**What is expected**
Your answer should consist only of the records, copied exactly, with the images removed.

[[ Data to process, beginning ]]

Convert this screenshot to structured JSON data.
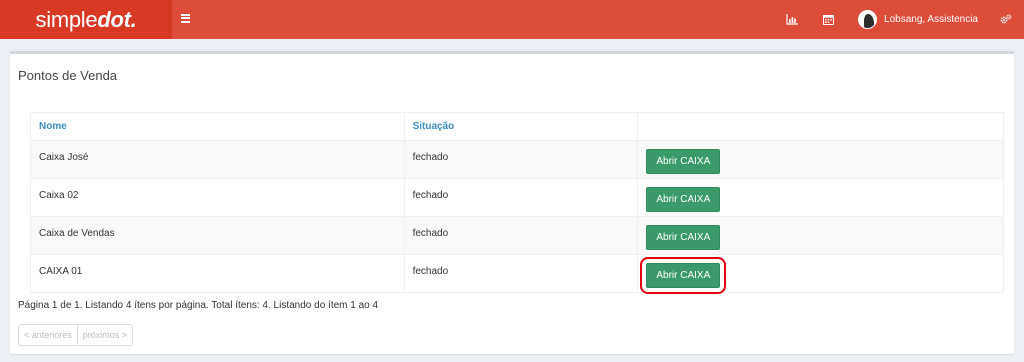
{
  "header": {
    "logo_light": "simple",
    "logo_bold": "dot.",
    "brand_color": "#dd4b39",
    "icons": [
      "menu-icon",
      "bar-chart-icon",
      "calendar-icon",
      "gears-icon"
    ],
    "user_name": "Lobsang, Assistencia"
  },
  "page": {
    "title": "Pontos de Venda"
  },
  "table": {
    "columns": [
      "Nome",
      "Situação",
      ""
    ],
    "rows": [
      {
        "nome": "Caixa José",
        "situacao": "fechado",
        "action": "Abrir CAIXA"
      },
      {
        "nome": "Caixa 02",
        "situacao": "fechado",
        "action": "Abrir CAIXA"
      },
      {
        "nome": "Caixa de Vendas",
        "situacao": "fechado",
        "action": "Abrir CAIXA"
      },
      {
        "nome": "CAIXA 01",
        "situacao": "fechado",
        "action": "Abrir CAIXA"
      }
    ],
    "button_color": "#3a9a6a"
  },
  "pagination": {
    "summary": "Página 1 de 1. Listando 4 ítens por página. Total ítens: 4. Listando do ítem 1 ao 4",
    "prev_label": "< anteriores",
    "next_label": "próximos >"
  }
}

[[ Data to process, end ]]

**Answer for the task**
Convert this screenshot to structured JSON data.
{
  "header": {
    "logo_light": "simple",
    "logo_bold": "dot.",
    "brand_color": "#dd4b39",
    "icons": [
      "menu-icon",
      "bar-chart-icon",
      "calendar-icon",
      "gears-icon"
    ],
    "user_name": "Lobsang, Assistencia"
  },
  "page": {
    "title": "Pontos de Venda"
  },
  "table": {
    "columns": [
      "Nome",
      "Situação",
      ""
    ],
    "rows": [
      {
        "nome": "Caixa José",
        "situacao": "fechado",
        "action": "Abrir CAIXA"
      },
      {
        "nome": "Caixa 02",
        "situacao": "fechado",
        "action": "Abrir CAIXA"
      },
      {
        "nome": "Caixa de Vendas",
        "situacao": "fechado",
        "action": "Abrir CAIXA"
      },
      {
        "nome": "CAIXA 01",
        "situacao": "fechado",
        "action": "Abrir CAIXA"
      }
    ],
    "button_color": "#3a9a6a"
  },
  "pagination": {
    "summary": "Página 1 de 1. Listando 4 ítens por página. Total ítens: 4. Listando do ítem 1 ao 4",
    "prev_label": "< anteriores",
    "next_label": "próximos >"
  }
}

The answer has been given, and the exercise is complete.